Jet Airways’ rescue plan, which will be taken up for approval by the board of Etihad Airways on Monday, will see a major rejig in the promoters’ shareholding. According to the finalised resolution plan, Jet Founder and Chairman Naresh Goyal’s stake will come down to 17 per cent from the current 51 per cent, sources in the know said. As sought by Jet’s joint venture partner Etihad, Goyal will step down from the board.
Naresh Goyal to shed stake to 17% in Jet bailout plan; lenders to hold 30%
Etihad will own 24.9 per cent in Jet, marginally up from its 24 per cent stake now. The consortium of lenders, led by State Bank of India (SBI), will hold 30 per cent, while new investors — National Infrastructure Investment Fund — will pick up 20 per cent in the airline. Another 8 per cent shareholding will remain with public, it is learnt. It will possibly be a multi-part deal.
The resolution plan has undergone several changes in the past few months due to the lack of a consensus among the stakeholders. Although the Abu Dhabi-headquartered airline had earlier raised concerns about the structuring of the deal, a source close to the development told Business Standard that the Etihad board is likely to approve the latest plan as ‘’they have got virtually everything they wanted’’. Etihad is keen to take control of an airline in a vibrant market, the source added.
Naresh Goyal to shed stake to 17% in Jet bailout plan; lenders to hold 30% Goyal and Etihad, who have had a public spat recently on the contours of the draft resolution plan, have already signed a memorandum of understanding (MoU) based on the recast deal, people close to the development pointed out.
When approached for comment, Etihad said on Saturday it continued to work constructively with Jet management, board and stakeholders. Jet Airways did not respond to the Business Standard query on the way forward. Continued investment in Jet is an attraction for Etihad as it gives the airline access to the fastest growing domestic market. The strategic ties between India and the UAE are also said to be a driver. But, the Etihad management has been grappling with its own challenges and restructuring its network and fleet order. “It is for Eithad board to decide whether it sees Jet as a viable investment which can give returns,” said an aviation source.
Etihad had turned cold about investing fresh capital in Jet Airways as the stock market regulator Sebi did not approve the open offer waiver exemption it sought. At the same time, Etihad does not want to let go of its investment, another source said.
Etihad, which embarked on an equity investment strategy in 2011 expanding its global presence, put in $349 million in Jet in 2013.
While then CEO James Hogan was upbeat on strategic investments for market expansion, the current management under chief executive Tony Douglas thinks differently. However, a greater say in operating Jet Airways and reduction of debt are among the factors which could drive Etihad's future investment, executives tracking the development pointed out.
If the plan is okayed by the Etihad board and subsequently by the lenders’ boards and regulatory authorities, Jet, with a debt pile of more than Rs 8,000 crore, would be saved from being dragged to the Insolvency and Bankruptcy Board of India (IBC). So close to the Lok Sabha election, the government does not want an airline going down.
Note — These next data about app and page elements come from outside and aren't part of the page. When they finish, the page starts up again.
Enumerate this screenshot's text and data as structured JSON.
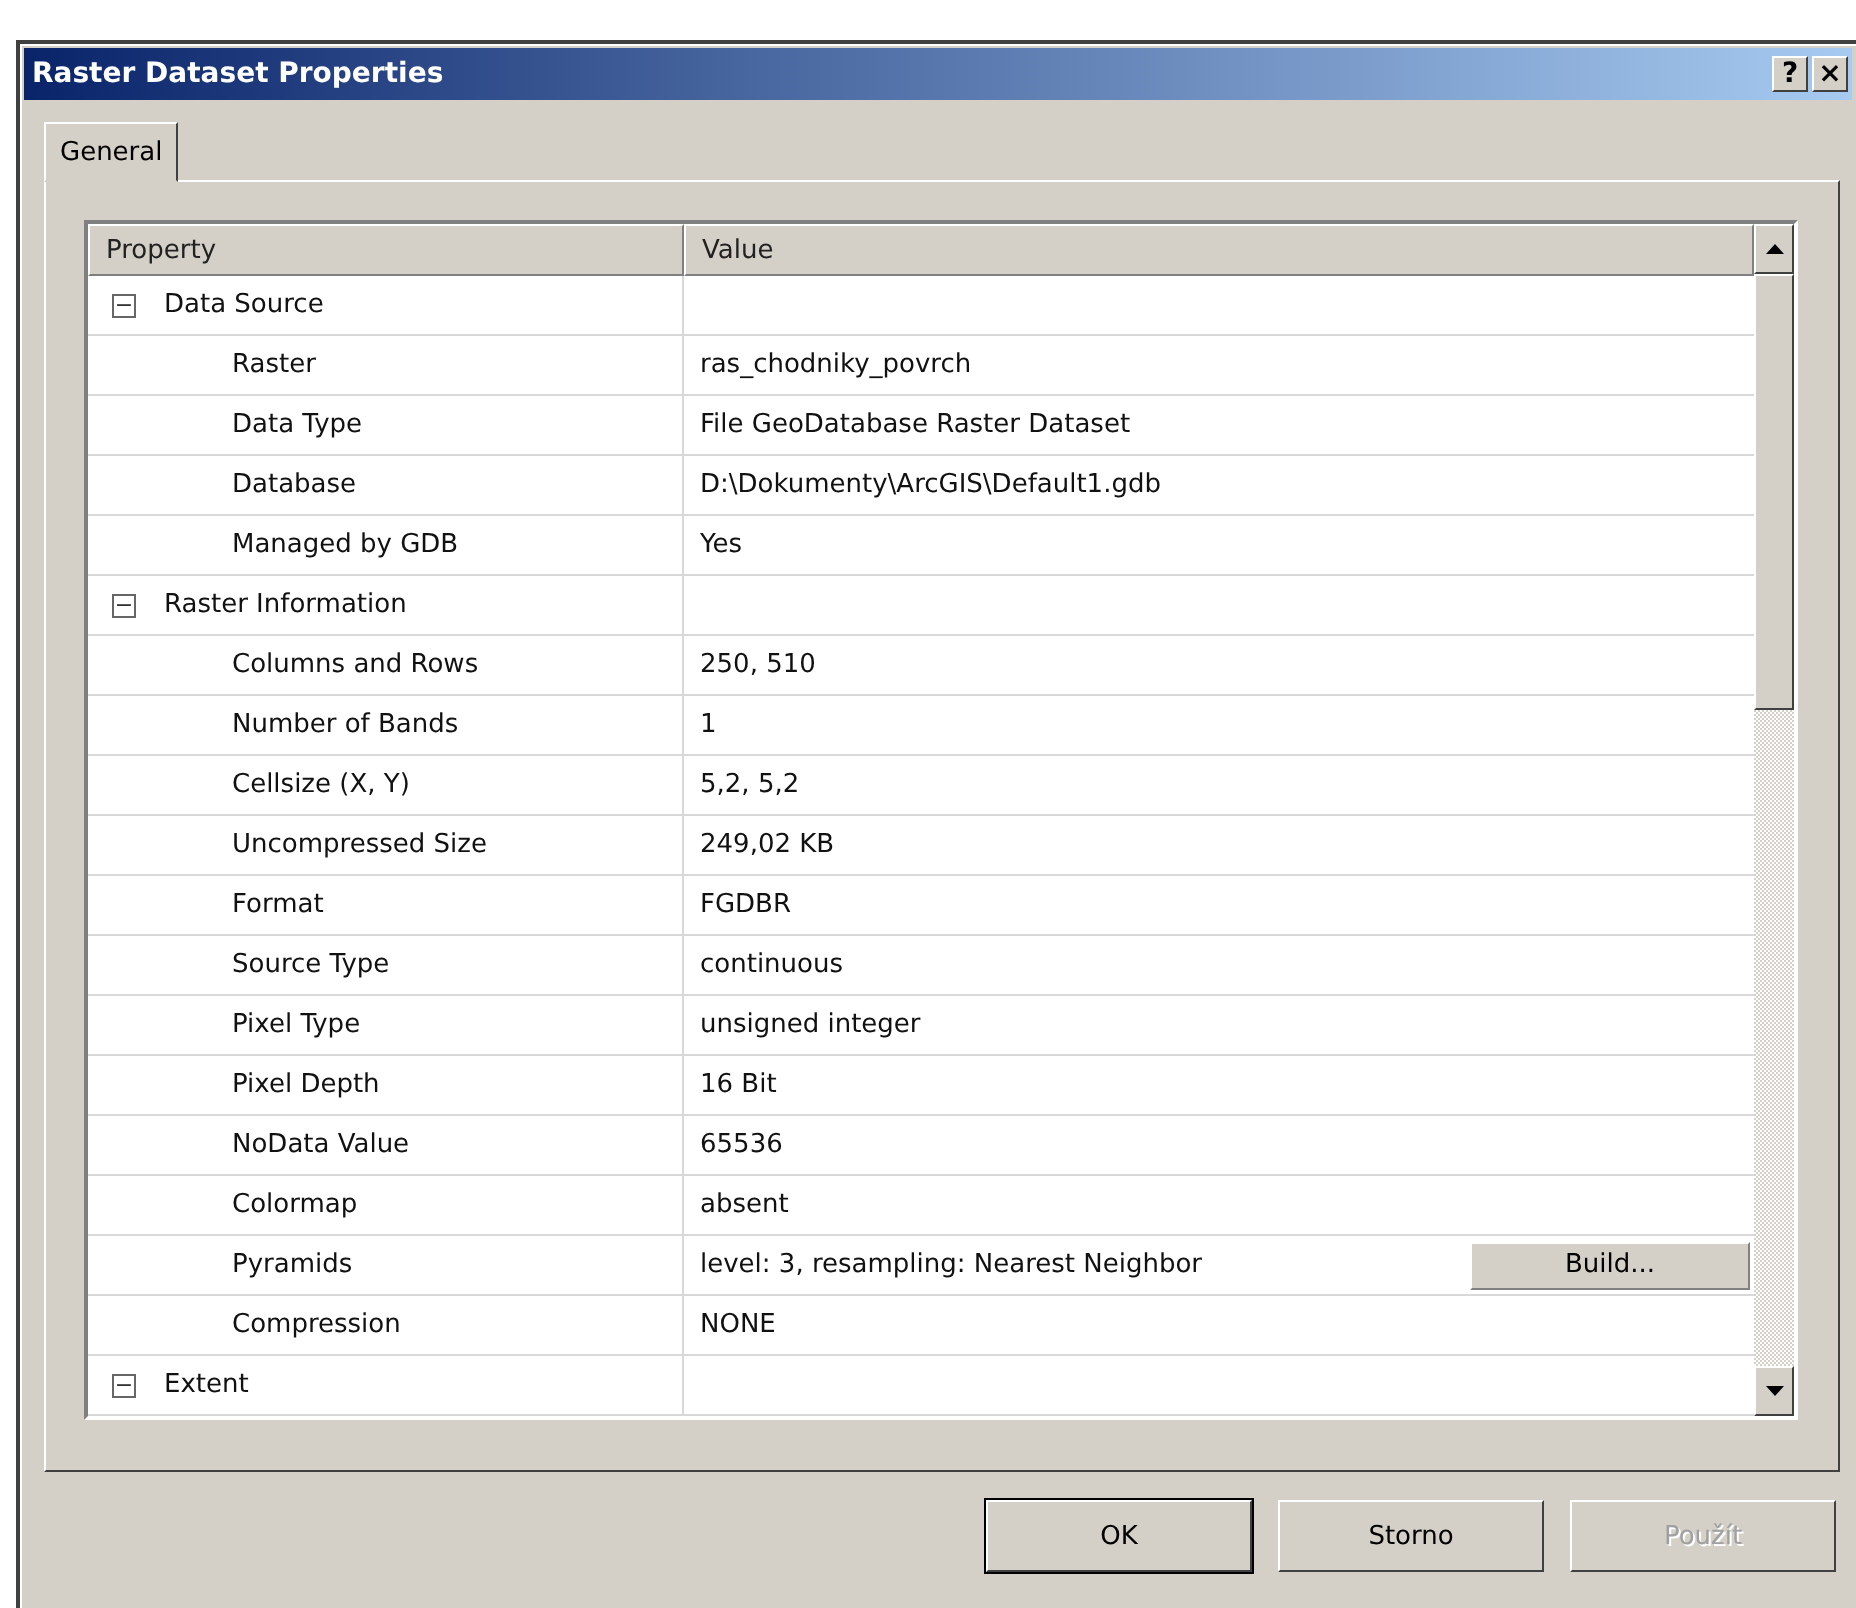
{
  "window": {
    "title": "Raster Dataset Properties",
    "title_buttons": [
      "?",
      "×"
    ]
  },
  "tabs": [
    {
      "label": "General",
      "selected": true
    }
  ],
  "table": {
    "columns": [
      "Property",
      "Value"
    ],
    "groups": [
      {
        "name": "Data Source",
        "expanded": true,
        "toggle": "−",
        "children": [
          {
            "property": "Raster",
            "value": "ras_chodniky_povrch"
          },
          {
            "property": "Data Type",
            "value": "File GeoDatabase Raster Dataset"
          },
          {
            "property": "Database",
            "value": "D:\\Dokumenty\\ArcGIS\\Default1.gdb"
          },
          {
            "property": "Managed by GDB",
            "value": "Yes"
          }
        ]
      },
      {
        "name": "Raster Information",
        "expanded": true,
        "toggle": "−",
        "children": [
          {
            "property": "Columns and Rows",
            "value": "250, 510"
          },
          {
            "property": "Number of Bands",
            "value": "1"
          },
          {
            "property": "Cellsize (X, Y)",
            "value": "5,2, 5,2"
          },
          {
            "property": "Uncompressed Size",
            "value": "249,02 KB"
          },
          {
            "property": "Format",
            "value": "FGDBR"
          },
          {
            "property": "Source Type",
            "value": "continuous"
          },
          {
            "property": "Pixel Type",
            "value": "unsigned integer"
          },
          {
            "property": "Pixel Depth",
            "value": "16 Bit"
          },
          {
            "property": "NoData Value",
            "value": "65536"
          },
          {
            "property": "Colormap",
            "value": "absent"
          },
          {
            "property": "Pyramids",
            "value": "level: 3, resampling: Nearest Neighbor",
            "button": "Build..."
          },
          {
            "property": "Compression",
            "value": "NONE"
          }
        ]
      },
      {
        "name": "Extent",
        "expanded": true,
        "toggle": "−"
      }
    ]
  },
  "buttons": [
    {
      "label": "OK",
      "disabled": false,
      "default": true
    },
    {
      "label": "Storno",
      "disabled": false,
      "default": false
    },
    {
      "label": "Použít",
      "disabled": true,
      "default": false
    }
  ]
}
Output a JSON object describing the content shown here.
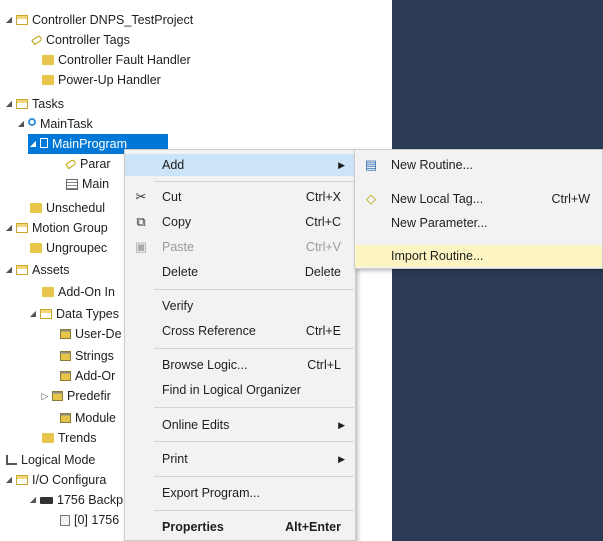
{
  "tree": {
    "controller": "Controller DNPS_TestProject",
    "controller_tags": "Controller Tags",
    "controller_fault_handler": "Controller Fault Handler",
    "power_up_handler": "Power-Up Handler",
    "tasks": "Tasks",
    "main_task": "MainTask",
    "main_program": "MainProgram",
    "parameters": "Parar",
    "main_routine": "Main",
    "unscheduled": "Unschedul",
    "motion_groups": "Motion Group",
    "ungrouped": "Ungroupec",
    "assets": "Assets",
    "add_on_instructions": "Add-On In",
    "data_types": "Data Types",
    "user_defined": "User-De",
    "strings": "Strings",
    "add_on_defined": "Add-Or",
    "predefined": "Predefir",
    "module_defined": "Module",
    "trends": "Trends",
    "logical_model": "Logical Mode",
    "io_configuration": "I/O Configura",
    "backplane": "1756 Backp",
    "slot0": "[0] 1756"
  },
  "context_menu": {
    "add": "Add",
    "cut": "Cut",
    "cut_sc": "Ctrl+X",
    "copy": "Copy",
    "copy_sc": "Ctrl+C",
    "paste": "Paste",
    "paste_sc": "Ctrl+V",
    "delete": "Delete",
    "delete_sc": "Delete",
    "verify": "Verify",
    "cross_reference": "Cross Reference",
    "cross_reference_sc": "Ctrl+E",
    "browse_logic": "Browse Logic...",
    "browse_logic_sc": "Ctrl+L",
    "find_logical": "Find in Logical Organizer",
    "online_edits": "Online Edits",
    "print": "Print",
    "export_program": "Export Program...",
    "properties": "Properties",
    "properties_sc": "Alt+Enter"
  },
  "submenu": {
    "new_routine": "New Routine...",
    "new_local_tag": "New Local Tag...",
    "new_local_tag_sc": "Ctrl+W",
    "new_parameter": "New Parameter...",
    "import_routine": "Import Routine..."
  },
  "colors": {
    "selection": "#0078d7",
    "menu_hover": "#cce4f7",
    "submenu_hover": "#fcf4c2",
    "dark_panel": "#2b3a55"
  }
}
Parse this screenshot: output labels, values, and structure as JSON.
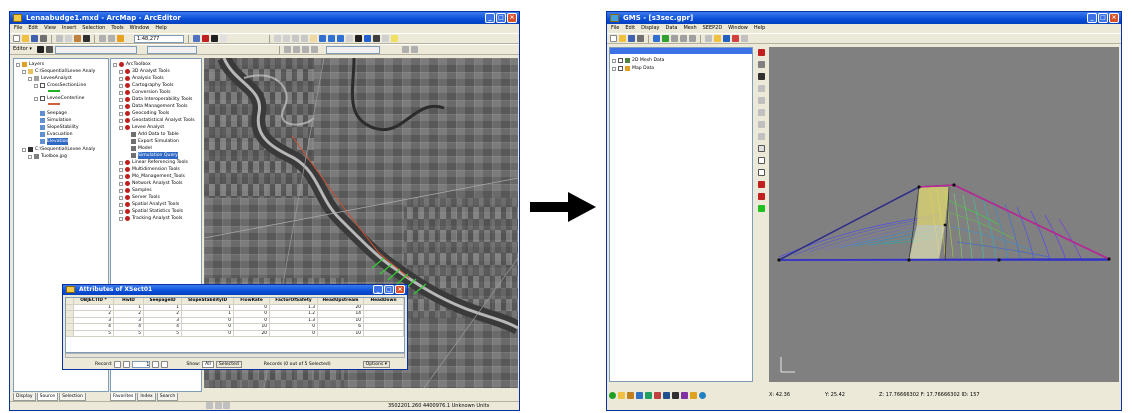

It is believed that the government has played a pro-active role in bailing out Jet Airways at a critical time as this.
Already, Jet has grounded 40 per cent of its fleet and cancelled hundreds of flights across routes. Its lessors have threatened to take away planes if no resolution is reached by end of the month. Jet is running out of cash and options, insiders said. As per the bank-led resolution plan, Jet needs Rs 8,500 crore to meet the funding gap. The immediate funding requirement is pegged between Rs 500-1,000 crore as the airline needs to pay lessors and staff salaries.